What is expected:
Nothing should appear in the answer except the lines from the one containing "Output a JSON" through the end of the records below, written out exactly.

Element data from apps and pages:

* * * * * * * * *

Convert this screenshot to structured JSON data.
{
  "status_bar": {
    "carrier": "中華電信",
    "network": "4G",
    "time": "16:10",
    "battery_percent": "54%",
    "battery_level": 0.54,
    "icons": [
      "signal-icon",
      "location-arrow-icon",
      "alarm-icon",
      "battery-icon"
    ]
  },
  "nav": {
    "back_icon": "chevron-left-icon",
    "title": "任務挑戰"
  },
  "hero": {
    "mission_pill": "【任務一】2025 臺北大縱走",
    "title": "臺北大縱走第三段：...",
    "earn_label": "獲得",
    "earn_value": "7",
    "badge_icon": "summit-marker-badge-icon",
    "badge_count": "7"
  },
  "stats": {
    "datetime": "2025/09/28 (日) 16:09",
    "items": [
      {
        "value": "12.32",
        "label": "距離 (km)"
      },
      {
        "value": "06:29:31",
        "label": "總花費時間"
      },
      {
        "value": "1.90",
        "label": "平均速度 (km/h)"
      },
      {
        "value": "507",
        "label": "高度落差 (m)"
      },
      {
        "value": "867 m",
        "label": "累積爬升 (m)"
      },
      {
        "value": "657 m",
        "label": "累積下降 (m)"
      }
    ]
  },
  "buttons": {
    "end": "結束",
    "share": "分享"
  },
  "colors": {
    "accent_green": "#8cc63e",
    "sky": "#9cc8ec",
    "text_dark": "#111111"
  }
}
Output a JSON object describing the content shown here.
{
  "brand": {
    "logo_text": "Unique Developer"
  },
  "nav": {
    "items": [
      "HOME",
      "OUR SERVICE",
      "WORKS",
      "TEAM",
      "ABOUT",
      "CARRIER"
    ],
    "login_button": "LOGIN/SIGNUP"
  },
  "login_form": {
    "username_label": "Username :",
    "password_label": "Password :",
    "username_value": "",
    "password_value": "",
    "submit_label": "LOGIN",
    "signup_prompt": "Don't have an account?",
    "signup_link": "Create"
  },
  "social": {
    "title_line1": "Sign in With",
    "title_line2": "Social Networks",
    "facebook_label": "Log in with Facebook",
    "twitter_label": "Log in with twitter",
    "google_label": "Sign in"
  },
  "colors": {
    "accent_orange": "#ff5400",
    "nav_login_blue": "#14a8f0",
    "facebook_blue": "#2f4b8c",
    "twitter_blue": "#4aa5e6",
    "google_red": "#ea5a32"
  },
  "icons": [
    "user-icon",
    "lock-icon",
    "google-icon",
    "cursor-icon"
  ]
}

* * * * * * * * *

Answer box:
Output a JSON object describing the content shown here.
{
  "brand": {
    "logo_text": "Unique Developer"
  },
  "nav": {
    "items": [
      "HOME",
      "OUR SERVICE",
      "WORKS",
      "TEAM",
      "ABOUT",
      "CARRIER"
    ],
    "login_button": "LOGIN/SIGNUP"
  },
  "login_form": {
    "username_label": "Username :",
    "password_label": "Password :",
    "username_value": "",
    "password_value": "",
    "submit_label": "LOGIN",
    "signup_prompt": "Don't have an account?",
    "signup_link": "Create"
  },
  "social": {
    "title_line1": "Sign in With",
    "title_line2": "Social Networks",
    "facebook_label": "Log in with Facebook",
    "twitter_label": "Log in with twitter",
    "google_label": "Sign in"
  },
  "colors": {
    "accent_orange": "#ff5400",
    "nav_login_blue": "#14a8f0",
    "facebook_blue": "#2f4b8c",
    "twitter_blue": "#4aa5e6",
    "google_red": "#ea5a32"
  },
  "icons": [
    "user-icon",
    "lock-icon",
    "google-icon",
    "cursor-icon"
  ]
}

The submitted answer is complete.